Deluxe softcover, 521 pages, illustrated, 350+ bibliographical entries, 1,000+ index entries, 1,000+ footnotes
FROM THE INTRODUCTION
By John Wear
My father was a pilot in 50 bombing missions for the U.S. Eighth Air Force during World War II. When I was a boy I asked him if he had killed anyone during the war. He replied, “I hope I didn’t kill anyone.” In regard to his participation in the Normandy invasion, he said: “You cannot imagine how big of an operation that was. People on the ground were being killed!” My father repeatedly stated he hated war and that “War is hell.” He also expressed his opinion that the Germans had fought extraordinarily hard during the war.

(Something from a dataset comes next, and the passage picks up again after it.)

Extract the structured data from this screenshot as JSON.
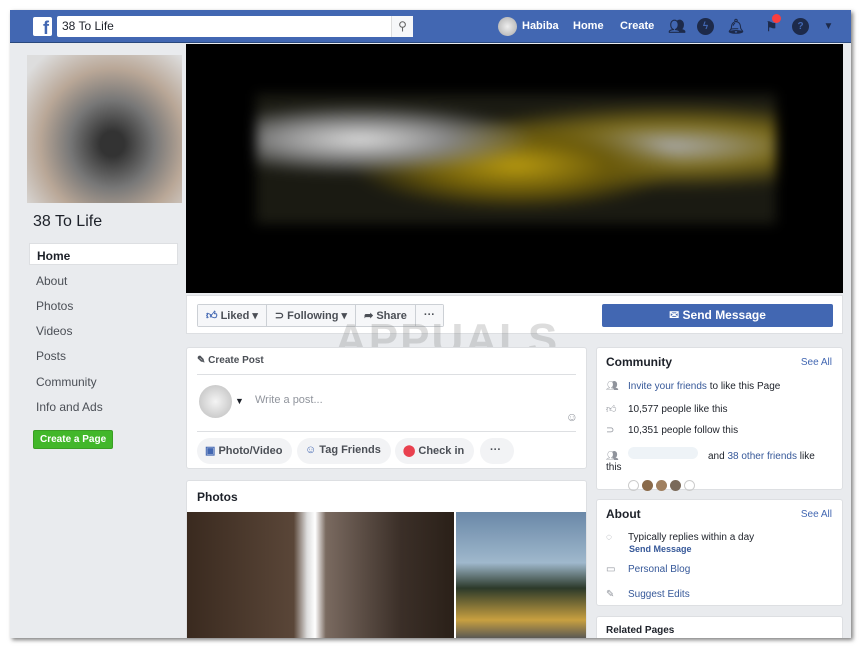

I have always wondered how wars have continuously existed throughout history when virtually everyone agrees with my father that “War is hell.” In regard to the origin of World War II, a fascinating discussion occurred during the Nuremberg trials between American psychologist Dr. Gustave Gilbert and former German Reichsmarschall Hermann Goering. On the evening of April 18, 1946, in Goering’s jail cell, Dr. Gilbert expressed his belief that the common people are not very thankful for leaders who bring them war and destruction. Goering responded:
“Why, of course, the people don’t want war. Why would some poor slob on a farm want to risk his life in a war when the best that he can get out of it is to come back in one piece? Naturally, the common people don’t want war; neither in Russia nor in England nor in America, nor for that matter in Germany. That is understood. But, after all, it is the leaders of the country who determine the policy and it is always a simple matter to drag the people along, whether it is a democracy or a fascist dictatorship or a Parliament or a Communist dictatorship.”
Dr. Gilbert told Goering that there is one difference. Gilbert said:
“In a democracy the people have some say in the matter through their elected representatives, and in the United States only Congress can declare war.”
“Oh, that is all well and good, but, voice or no voice, the people can always be brought to the bidding of the leaders. That is easy. All you have to do is tell them they are being attacked and denounce the pacifists for lack of patriotism and exposing the country to danger. It works the same way in any country.”